• [Information supplied]
══════════════════════════════
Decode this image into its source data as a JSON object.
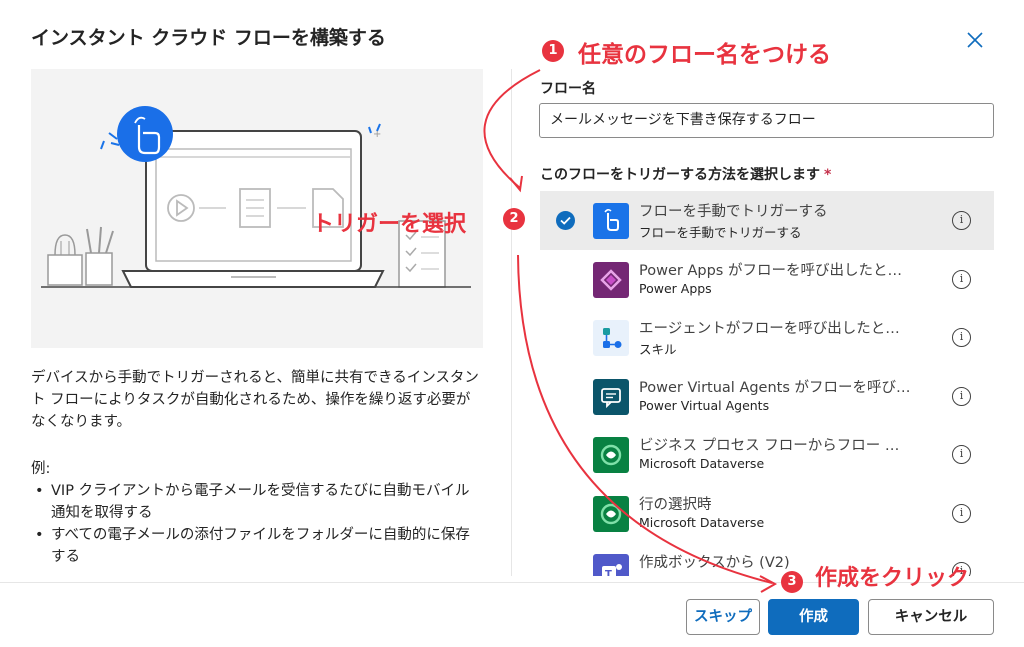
{
  "dialog": {
    "title": "インスタント クラウド フローを構築する",
    "description": "デバイスから手動でトリガーされると、簡単に共有できるインスタント フローによりタスクが自動化されるため、操作を繰り返す必要がなくなります。",
    "example_heading": "例:",
    "examples": [
      "VIP クライアントから電子メールを受信するたびに自動モバイル通知を取得する",
      "すべての電子メールの添付ファイルをフォルダーに自動的に保存する"
    ]
  },
  "form": {
    "flow_name_label": "フロー名",
    "flow_name_value": "メールメッセージを下書き保存するフロー",
    "trigger_label": "このフローをトリガーする方法を選択します",
    "required_mark": "*"
  },
  "triggers": [
    {
      "name": "フローを手動でトリガーする",
      "sub": "フローを手動でトリガーする",
      "icon": "touch-icon",
      "color": "#1a73e8",
      "selected": true
    },
    {
      "name": "Power Apps がフローを呼び出したと…",
      "sub": "Power Apps",
      "icon": "power-apps-icon",
      "color": "#742774",
      "selected": false
    },
    {
      "name": "エージェントがフローを呼び出したと…",
      "sub": "スキル",
      "icon": "skill-icon",
      "color": "#e8f1fb",
      "selected": false
    },
    {
      "name": "Power Virtual Agents がフローを呼び…",
      "sub": "Power Virtual Agents",
      "icon": "pva-icon",
      "color": "#0b556a",
      "selected": false
    },
    {
      "name": "ビジネス プロセス フローからフロー …",
      "sub": "Microsoft Dataverse",
      "icon": "dataverse-icon",
      "color": "#088142",
      "selected": false
    },
    {
      "name": "行の選択時",
      "sub": "Microsoft Dataverse",
      "icon": "dataverse-icon",
      "color": "#088142",
      "selected": false
    },
    {
      "name": "作成ボックスから (V2)",
      "sub": "",
      "icon": "teams-icon",
      "color": "#5059c9",
      "selected": false
    }
  ],
  "buttons": {
    "skip": "スキップ",
    "create": "作成",
    "cancel": "キャンセル"
  },
  "annotations": {
    "step1_num": "1",
    "step1_text": "任意のフロー名をつける",
    "step2_num": "2",
    "step2_text": "トリガーを選択",
    "step3_num": "3",
    "step3_text": "作成をクリック",
    "color": "#e8333f"
  }
}
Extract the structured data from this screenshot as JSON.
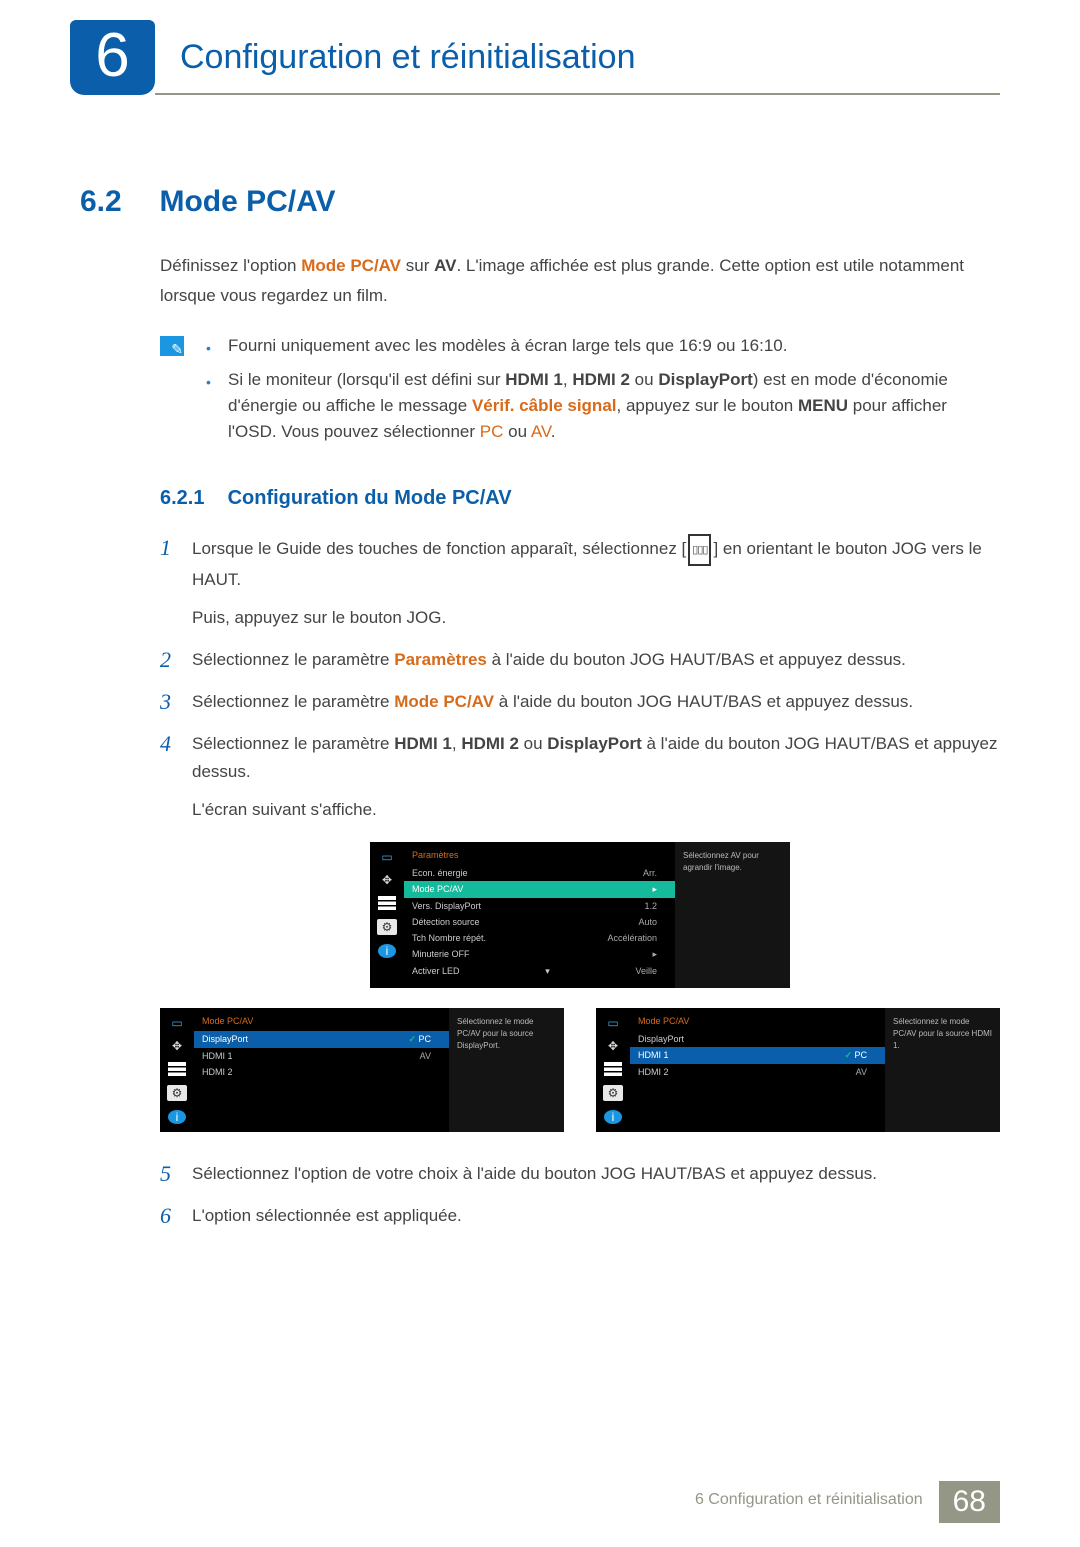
{
  "header": {
    "chapter_number": "6",
    "chapter_title": "Configuration et réinitialisation"
  },
  "section": {
    "number": "6.2",
    "title": "Mode PC/AV"
  },
  "intro": {
    "p1a": "Définissez l'option ",
    "p1b": "Mode PC/AV",
    "p1c": " sur ",
    "p1d": "AV",
    "p1e": ". L'image affichée est plus grande. Cette option est utile notamment lorsque vous regardez un film."
  },
  "notes": {
    "n1": "Fourni uniquement avec les modèles à écran large tels que 16:9 ou 16:10.",
    "n2a": "Si le moniteur (lorsqu'il est défini sur ",
    "n2b": "HDMI 1",
    "n2c": ", ",
    "n2d": "HDMI 2",
    "n2e": " ou ",
    "n2f": "DisplayPort",
    "n2g": ") est en mode d'économie d'énergie ou affiche le message ",
    "n2h": "Vérif. câble signal",
    "n2i": ", appuyez sur le bouton ",
    "n2j": "MENU",
    "n2k": " pour afficher l'OSD. Vous pouvez sélectionner ",
    "n2l": "PC",
    "n2m": " ou ",
    "n2n": "AV",
    "n2o": "."
  },
  "subsection": {
    "number": "6.2.1",
    "title": "Configuration du Mode PC/AV"
  },
  "steps": {
    "s1": {
      "num": "1",
      "a": "Lorsque le Guide des touches de fonction apparaît, sélectionnez [",
      "b": "] en orientant le bouton JOG vers le HAUT.",
      "sub": "Puis, appuyez sur le bouton JOG."
    },
    "s2": {
      "num": "2",
      "a": "Sélectionnez le paramètre ",
      "b": "Paramètres",
      "c": " à l'aide du bouton JOG HAUT/BAS et appuyez dessus."
    },
    "s3": {
      "num": "3",
      "a": "Sélectionnez le paramètre ",
      "b": "Mode PC/AV",
      "c": " à l'aide du bouton JOG HAUT/BAS et appuyez dessus."
    },
    "s4": {
      "num": "4",
      "a": "Sélectionnez le paramètre ",
      "b": "HDMI 1",
      "c": ", ",
      "d": "HDMI 2",
      "e": " ou ",
      "f": "DisplayPort",
      "g": " à l'aide du bouton JOG HAUT/BAS et appuyez dessus.",
      "sub": "L'écran suivant s'affiche."
    },
    "s5": {
      "num": "5",
      "text": "Sélectionnez l'option de votre choix à l'aide du bouton JOG HAUT/BAS et appuyez dessus."
    },
    "s6": {
      "num": "6",
      "text": "L'option sélectionnée est appliquée."
    }
  },
  "osd_main": {
    "title": "Paramètres",
    "items": [
      {
        "label": "Econ. énergie",
        "value": "Arr."
      },
      {
        "label": "Mode PC/AV",
        "value": "▸"
      },
      {
        "label": "Vers. DisplayPort",
        "value": "1.2"
      },
      {
        "label": "Détection source",
        "value": "Auto"
      },
      {
        "label": "Tch Nombre répét.",
        "value": "Accélération"
      },
      {
        "label": "Minuterie OFF",
        "value": "▸"
      },
      {
        "label": "Activer LED",
        "value": "Veille"
      }
    ],
    "hint": "Sélectionnez AV pour agrandir l'image."
  },
  "osd_left": {
    "title": "Mode PC/AV",
    "items": [
      {
        "label": "DisplayPort",
        "opt1": "PC"
      },
      {
        "label": "HDMI 1",
        "opt1": "AV"
      },
      {
        "label": "HDMI 2",
        "opt1": ""
      }
    ],
    "hint": "Sélectionnez le mode PC/AV pour la source DisplayPort."
  },
  "osd_right": {
    "title": "Mode PC/AV",
    "items": [
      {
        "label": "DisplayPort",
        "opt1": ""
      },
      {
        "label": "HDMI 1",
        "opt1": "PC"
      },
      {
        "label": "HDMI 2",
        "opt1": "AV"
      }
    ],
    "hint": "Sélectionnez le mode PC/AV pour la source HDMI 1."
  },
  "footer": {
    "label": "6 Configuration et réinitialisation",
    "page": "68"
  }
}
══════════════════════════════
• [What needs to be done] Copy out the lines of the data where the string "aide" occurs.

• [Reply to the exercise]
      "c": " à l'aide du bouton JOG HAUT/BAS et appuyez dessus."
      "c": " à l'aide du bouton JOG HAUT/BAS et appuyez dessus."
      "g": " à l'aide du bouton JOG HAUT/BAS et appuyez dessus.",
      "text": "Sélectionnez l'option de votre choix à l'aide du bouton JOG HAUT/BAS et appuyez dessus."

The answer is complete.